For everyone else, the Dodd-Frank Act created the Consumer Finance Protection Bureauwhich in turn created the proposed Qualified Mortgage. The CFPB’s QM regulations are meant to assure residential borrowers that their mortgage loan is right for them. Included in the regulations is the provision that the highest debt to income ratio on all mortgages is 43%. The 43% would be the total of the proposed housing expense, plus any, installment, credit card debts, alimony and/or child obligations as a percentage of the borrowers’ gross monthly income. Sounds like a good idea? … Right!
Now I am giving you a very simplistic overview here as there are many factors that affect a impact a families ability to pay. But, presently I am getting Conventional mortgages approved up to 45%: FHA and the USDA are insuring some loans with 49% to 55% ratios. These are very rough numbers, but you get the idea. What all this means is that many families will not be able to become homeowners or refinance when these regulations go into effect on January 14, 2014.
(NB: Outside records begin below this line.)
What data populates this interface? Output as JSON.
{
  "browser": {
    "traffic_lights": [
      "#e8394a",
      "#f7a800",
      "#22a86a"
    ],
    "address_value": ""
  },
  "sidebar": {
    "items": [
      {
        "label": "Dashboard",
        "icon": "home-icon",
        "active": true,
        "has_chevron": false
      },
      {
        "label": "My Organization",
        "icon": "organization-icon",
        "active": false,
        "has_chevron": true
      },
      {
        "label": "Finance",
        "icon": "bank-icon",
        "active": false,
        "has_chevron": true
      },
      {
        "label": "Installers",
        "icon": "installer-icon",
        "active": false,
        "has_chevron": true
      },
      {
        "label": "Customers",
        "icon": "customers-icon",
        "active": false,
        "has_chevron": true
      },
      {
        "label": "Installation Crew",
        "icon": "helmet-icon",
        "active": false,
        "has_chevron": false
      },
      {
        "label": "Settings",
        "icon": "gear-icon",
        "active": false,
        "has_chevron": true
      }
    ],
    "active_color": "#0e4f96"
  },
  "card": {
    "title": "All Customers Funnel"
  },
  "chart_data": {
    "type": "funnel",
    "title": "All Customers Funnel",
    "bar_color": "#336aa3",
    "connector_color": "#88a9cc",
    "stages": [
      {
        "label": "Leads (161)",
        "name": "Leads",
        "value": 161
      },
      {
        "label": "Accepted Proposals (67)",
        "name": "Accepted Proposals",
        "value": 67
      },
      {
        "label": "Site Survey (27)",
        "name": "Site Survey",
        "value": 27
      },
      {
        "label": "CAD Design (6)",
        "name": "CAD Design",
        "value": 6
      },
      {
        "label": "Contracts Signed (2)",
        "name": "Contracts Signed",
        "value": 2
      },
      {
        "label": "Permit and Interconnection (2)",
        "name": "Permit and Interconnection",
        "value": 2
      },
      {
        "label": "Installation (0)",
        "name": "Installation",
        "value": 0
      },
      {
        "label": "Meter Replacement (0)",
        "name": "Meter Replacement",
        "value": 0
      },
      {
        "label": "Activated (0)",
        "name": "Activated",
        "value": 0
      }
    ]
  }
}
From everything I keep reading, there will be new players coming into the market to fill in the gap. This will be the new “Subprime Mortgage Market.” I can assure you, when private investors enter the market and cannot sell their loans through normal channels; it will cost the consumer much more money.
The Dodd-Frank Bill has created more jobs in Washington than any other government body to put these regulations together. I’m just not sure that it should be called the Consumer Financial Protection Bureau.
Mortgage Interest Rates are down this week to a new 4 month low, Conventional pricing is about 4.125% for buyers with good credit, a 20% down payment and the ability to pay all closing costs. FHA and USDA rates are around 3.750% with USDA being the market choice with its significantly lower mortgage insurance costs.
On the flip side, Housing prices are stable compared to their rapid appreciation earlier this year. The housing market continues to favor investors and other buyers paying in cash for distressed properties that appear to be appreciating in value.
Sellers have been waiting to cash in and the good properties will go quickly. I’ve already had 2 First Home Buyers this month who lost out in bidding wars for nice homes. Both had great credit and 20% down; they just couldn’t close as quickly as the competition because they weren’t Pre-Approved for a mortgage.
There’s still time to move into a new home by the holidays and take advantage of potential tax benefits this year. Now’s the Time to Buy!
FHA says they should have done less business in the past and (to pay for their sins) they should do less business in the future. To help that process along, they drastically increased the Up Front Mortgage Insurance Premium (UFMIP), doubled the cost of the Monthly Insurance Premium (MIP), and will require the MIP to be paid for the life of the loan.
Guess what? Their wish is coming true! The Government Agency created in 1934 to “assist in providing housing opportunities” for American families saw their application volume drop by 50% in June. At a time when mortgage rates were near all time lows, FHA priced them self out of the market. Great help they are!
Many features of a FHA Mortgage make it an attractive mortgage option for First Home Buyers. However, the cost of the mortgage insurance makes the monthly obligation too expensive. I’m working on two transactions now. Each has challenges that could have been addressed with a FHA loan in the past. One will be done as a conventional mortgage with a higher rate but lower MI for a savings of $60/month; the other, luckily, as a USDA Loan with a similar rate and MI that is 1/3 the cost of FHA premiums.
I don’t think I’ll recommend a FHA Insured Mortgage to my clients unless that’s the only way to get them in a new home.